Delivering the eight annual Desmond Tutu International Peace Lecture on Monday, President Cyril Ramaphosa said to achieve peace, inequality must be addressed.
“Peace is not possible in an unequal world, and no society can be at peace unless all its people have equal rights, equal opportunities and an equal quality of life.“Peace is not possible in an unequal world, and no society can be at peace unless all its people have equal rights, equal opportunities and an equal quality of life.
“As South Africans, we know that peace is not merely the absence of war, but also the absence of injustice.
“There are still millions in our society who live in poverty, who are socially excluded and economically marginalised,” said President Ramaphosa.
The Arch celebrated his 87th birthday from his hospital bed in Cape Town, where he is receiving treatment.
This lecture on peace, named in honour of Desmond Tutu, took place exactly two weeks after the United Nations held a Nelson Mandela Peace Summit at its annual General Assembly.
At the end of the debate, the assembly declared that the next decade would be the Nelson Mandela decade of peace.
To achieve peace and equality, President Ramaphosa said there is a need to reduce the massive disparity in income and opportunity in South Africa, particularly between black and white, but also between women and men.
He said poverty, social and economic exclusion must be prioritised and attended to in order to achieve peace.
“We cannot speak of true freedom when the constitutionally guaranteed rights to quality health care, to quality education, to decent housing and to a clean environment continue not to be enjoyed by many South Africans.
“We cannot speak of true freedom when 10% of the population has more wealth than the remaining 90% combined; when women are discriminated against at their places of work and abused in their homes; and when privilege and poverty follow the same racial contours of a colonial past.”
To address the disparities, President Ramaphosa said nothing short of a skills revolution is required, in which inclusive, accessible and relevant education produces quality outcomes.
“It is essential that, alongside a skills revolution, we draw millions more young South Africans into the productive economy through work.
“Last week, the social partners – government, labour, business and communities – convened a Jobs Summit, which was the culmination of several months of deliberations on measures to accelerate job creation. It was a clear signal of the determination of all sections of society to work together to build a social compact to create jobs,” said the President.

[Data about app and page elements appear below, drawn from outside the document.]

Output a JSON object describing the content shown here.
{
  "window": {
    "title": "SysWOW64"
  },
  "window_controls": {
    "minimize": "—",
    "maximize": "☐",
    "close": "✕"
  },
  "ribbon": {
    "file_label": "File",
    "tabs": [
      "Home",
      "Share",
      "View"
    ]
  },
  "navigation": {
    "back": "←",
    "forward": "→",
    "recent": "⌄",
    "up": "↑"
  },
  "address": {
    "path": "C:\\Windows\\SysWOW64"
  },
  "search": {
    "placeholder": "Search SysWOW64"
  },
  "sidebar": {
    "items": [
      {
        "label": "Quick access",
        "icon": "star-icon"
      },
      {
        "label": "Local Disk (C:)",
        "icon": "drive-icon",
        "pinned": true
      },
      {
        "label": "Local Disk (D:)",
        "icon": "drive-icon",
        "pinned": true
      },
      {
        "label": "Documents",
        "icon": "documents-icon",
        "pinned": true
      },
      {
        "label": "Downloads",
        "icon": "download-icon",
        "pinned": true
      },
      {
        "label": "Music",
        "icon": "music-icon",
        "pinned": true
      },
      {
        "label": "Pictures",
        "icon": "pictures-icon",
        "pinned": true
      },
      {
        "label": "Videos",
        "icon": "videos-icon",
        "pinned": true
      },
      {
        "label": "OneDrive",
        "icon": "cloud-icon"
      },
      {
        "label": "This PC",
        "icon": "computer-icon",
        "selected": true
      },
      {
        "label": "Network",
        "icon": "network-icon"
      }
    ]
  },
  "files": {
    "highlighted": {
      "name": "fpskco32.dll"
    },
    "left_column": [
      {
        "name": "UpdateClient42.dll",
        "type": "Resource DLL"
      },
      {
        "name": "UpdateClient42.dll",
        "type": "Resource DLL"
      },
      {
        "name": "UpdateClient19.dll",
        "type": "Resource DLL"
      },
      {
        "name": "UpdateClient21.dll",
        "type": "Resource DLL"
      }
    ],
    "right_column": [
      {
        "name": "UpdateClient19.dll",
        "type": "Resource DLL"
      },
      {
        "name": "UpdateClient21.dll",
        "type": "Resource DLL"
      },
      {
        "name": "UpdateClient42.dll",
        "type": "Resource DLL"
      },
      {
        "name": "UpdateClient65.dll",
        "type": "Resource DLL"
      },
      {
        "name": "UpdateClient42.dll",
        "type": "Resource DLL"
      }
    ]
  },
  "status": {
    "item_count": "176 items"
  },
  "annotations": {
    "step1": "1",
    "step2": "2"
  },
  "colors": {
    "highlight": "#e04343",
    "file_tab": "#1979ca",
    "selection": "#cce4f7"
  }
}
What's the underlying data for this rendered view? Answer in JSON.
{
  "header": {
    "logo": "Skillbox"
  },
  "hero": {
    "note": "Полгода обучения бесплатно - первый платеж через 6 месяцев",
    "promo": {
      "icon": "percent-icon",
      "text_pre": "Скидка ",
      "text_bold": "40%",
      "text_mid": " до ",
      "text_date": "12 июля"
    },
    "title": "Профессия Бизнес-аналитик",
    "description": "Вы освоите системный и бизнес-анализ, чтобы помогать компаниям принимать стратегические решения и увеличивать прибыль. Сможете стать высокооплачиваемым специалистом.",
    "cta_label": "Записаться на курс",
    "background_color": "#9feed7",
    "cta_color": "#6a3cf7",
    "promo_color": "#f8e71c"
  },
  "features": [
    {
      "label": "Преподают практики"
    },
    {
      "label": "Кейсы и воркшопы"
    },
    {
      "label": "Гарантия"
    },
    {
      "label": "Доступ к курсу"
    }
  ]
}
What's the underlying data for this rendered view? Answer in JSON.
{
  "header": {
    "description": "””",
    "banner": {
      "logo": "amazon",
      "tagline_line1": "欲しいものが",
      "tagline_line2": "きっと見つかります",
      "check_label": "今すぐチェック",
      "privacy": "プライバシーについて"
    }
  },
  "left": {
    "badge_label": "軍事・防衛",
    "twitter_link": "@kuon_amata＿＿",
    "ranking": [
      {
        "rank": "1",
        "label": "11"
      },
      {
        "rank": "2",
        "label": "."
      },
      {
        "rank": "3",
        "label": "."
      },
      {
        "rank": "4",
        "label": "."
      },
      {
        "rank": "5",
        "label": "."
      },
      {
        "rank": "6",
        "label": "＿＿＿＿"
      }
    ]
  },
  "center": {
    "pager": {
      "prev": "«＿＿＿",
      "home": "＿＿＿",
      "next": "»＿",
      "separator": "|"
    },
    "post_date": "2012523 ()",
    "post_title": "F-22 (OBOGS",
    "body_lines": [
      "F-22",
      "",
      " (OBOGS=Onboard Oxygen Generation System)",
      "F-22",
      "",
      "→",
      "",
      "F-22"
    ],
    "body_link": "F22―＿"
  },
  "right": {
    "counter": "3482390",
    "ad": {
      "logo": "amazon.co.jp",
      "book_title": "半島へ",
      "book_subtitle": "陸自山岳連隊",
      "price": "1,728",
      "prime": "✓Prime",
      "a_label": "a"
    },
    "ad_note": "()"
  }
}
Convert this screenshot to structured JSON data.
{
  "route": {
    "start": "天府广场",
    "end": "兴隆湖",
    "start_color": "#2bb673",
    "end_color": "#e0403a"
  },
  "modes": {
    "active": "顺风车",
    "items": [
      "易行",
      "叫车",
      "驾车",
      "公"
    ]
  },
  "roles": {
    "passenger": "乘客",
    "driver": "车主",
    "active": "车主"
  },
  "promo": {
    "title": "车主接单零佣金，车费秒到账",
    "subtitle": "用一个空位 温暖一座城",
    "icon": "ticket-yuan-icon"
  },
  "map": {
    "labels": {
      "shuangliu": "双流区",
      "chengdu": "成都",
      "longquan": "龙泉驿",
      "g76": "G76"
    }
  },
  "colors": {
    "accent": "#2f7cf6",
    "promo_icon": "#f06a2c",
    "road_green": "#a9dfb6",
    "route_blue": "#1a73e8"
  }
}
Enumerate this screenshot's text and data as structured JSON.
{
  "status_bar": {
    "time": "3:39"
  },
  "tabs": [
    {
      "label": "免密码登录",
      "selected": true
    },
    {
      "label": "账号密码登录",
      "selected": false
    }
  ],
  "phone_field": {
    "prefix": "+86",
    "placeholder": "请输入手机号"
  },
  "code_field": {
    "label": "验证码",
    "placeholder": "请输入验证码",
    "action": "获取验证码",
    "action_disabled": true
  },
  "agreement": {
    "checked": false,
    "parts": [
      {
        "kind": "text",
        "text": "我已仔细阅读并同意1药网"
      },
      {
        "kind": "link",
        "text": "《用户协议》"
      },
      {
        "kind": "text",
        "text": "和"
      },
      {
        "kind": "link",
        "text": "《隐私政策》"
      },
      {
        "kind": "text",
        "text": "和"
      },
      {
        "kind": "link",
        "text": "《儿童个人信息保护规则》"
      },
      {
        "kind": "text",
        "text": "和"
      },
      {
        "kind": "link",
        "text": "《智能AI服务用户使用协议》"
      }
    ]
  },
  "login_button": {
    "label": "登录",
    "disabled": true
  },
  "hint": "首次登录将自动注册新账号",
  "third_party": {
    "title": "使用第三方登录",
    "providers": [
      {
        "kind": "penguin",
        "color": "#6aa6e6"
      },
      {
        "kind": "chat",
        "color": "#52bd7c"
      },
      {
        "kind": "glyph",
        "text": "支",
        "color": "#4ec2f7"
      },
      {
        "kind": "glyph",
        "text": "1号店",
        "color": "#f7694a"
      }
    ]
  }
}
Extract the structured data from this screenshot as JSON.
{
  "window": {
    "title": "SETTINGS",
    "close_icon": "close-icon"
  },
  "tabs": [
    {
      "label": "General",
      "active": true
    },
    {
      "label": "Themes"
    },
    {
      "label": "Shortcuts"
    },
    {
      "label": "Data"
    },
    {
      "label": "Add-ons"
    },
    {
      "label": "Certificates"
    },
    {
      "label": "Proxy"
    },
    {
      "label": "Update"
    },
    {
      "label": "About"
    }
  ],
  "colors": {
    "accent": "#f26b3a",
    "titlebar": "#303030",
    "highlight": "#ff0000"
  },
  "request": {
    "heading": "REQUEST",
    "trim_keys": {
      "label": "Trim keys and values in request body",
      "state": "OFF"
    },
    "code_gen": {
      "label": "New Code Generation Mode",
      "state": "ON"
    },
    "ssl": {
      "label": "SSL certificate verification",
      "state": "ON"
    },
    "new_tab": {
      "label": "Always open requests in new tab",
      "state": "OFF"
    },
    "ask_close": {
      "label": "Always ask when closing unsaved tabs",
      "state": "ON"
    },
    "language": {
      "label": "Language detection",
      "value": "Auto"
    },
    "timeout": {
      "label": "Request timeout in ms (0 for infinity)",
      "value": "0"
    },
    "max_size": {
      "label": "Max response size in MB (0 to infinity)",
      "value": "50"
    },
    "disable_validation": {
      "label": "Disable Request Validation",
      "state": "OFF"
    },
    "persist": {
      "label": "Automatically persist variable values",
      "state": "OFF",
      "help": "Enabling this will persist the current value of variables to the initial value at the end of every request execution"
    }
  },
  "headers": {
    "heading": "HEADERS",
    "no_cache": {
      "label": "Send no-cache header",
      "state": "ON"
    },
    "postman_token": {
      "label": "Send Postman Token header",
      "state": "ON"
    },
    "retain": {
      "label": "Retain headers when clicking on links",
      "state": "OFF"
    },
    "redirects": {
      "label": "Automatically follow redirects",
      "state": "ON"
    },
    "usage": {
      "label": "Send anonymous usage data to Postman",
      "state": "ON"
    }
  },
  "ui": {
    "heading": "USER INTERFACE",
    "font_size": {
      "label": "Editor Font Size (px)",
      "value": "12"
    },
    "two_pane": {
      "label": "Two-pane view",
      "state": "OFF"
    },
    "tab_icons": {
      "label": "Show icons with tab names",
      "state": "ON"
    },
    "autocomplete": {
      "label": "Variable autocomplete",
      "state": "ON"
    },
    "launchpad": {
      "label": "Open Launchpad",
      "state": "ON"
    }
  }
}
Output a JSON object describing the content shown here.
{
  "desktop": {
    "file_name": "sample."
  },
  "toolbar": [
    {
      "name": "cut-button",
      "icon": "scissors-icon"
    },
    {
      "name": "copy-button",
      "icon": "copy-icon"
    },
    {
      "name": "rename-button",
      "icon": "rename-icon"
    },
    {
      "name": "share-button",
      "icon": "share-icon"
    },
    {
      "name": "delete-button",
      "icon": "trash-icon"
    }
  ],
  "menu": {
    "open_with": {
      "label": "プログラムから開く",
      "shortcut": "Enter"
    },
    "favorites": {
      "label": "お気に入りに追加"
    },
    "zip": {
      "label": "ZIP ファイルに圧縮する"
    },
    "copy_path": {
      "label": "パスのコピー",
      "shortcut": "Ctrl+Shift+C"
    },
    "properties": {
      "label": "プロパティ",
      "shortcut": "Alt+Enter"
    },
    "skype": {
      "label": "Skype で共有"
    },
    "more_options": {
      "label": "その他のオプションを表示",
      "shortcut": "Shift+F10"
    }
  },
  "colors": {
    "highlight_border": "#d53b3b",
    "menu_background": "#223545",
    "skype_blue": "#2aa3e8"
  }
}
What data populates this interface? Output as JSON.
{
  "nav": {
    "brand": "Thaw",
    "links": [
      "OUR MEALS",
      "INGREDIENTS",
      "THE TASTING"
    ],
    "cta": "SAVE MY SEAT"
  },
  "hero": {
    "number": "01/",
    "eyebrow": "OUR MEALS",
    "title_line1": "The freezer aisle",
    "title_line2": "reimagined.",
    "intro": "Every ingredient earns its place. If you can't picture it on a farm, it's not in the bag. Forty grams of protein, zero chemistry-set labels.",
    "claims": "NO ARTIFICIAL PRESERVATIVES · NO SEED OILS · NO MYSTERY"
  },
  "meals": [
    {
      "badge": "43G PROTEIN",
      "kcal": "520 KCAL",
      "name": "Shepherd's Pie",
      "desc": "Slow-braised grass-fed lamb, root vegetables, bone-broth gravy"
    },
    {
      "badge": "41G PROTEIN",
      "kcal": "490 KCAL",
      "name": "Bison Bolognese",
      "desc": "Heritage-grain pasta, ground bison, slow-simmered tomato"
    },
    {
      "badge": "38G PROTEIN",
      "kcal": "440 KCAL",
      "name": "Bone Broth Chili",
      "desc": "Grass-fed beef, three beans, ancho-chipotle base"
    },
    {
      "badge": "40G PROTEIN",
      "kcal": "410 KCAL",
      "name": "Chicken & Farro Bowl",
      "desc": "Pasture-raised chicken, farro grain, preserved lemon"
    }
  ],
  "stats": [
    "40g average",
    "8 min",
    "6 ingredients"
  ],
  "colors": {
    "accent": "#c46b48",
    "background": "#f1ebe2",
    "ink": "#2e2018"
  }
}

On gender, President Ramaphosa said every institution – from government departments to companies and universities – should actively work to prevent gender bias, no matter how subtle or apparently inconsequential.
“The violation of the rights and equal worth of lesbian, gay, bisexual, transgender or intersex people demeans our common humanity.
“Not only does it expose individuals to pain, suffering and even violence, but it often limits access to social services and economic opportunities for LGBTI people.
“It is not possible to build a just and equal society in such circumstances,” said the President.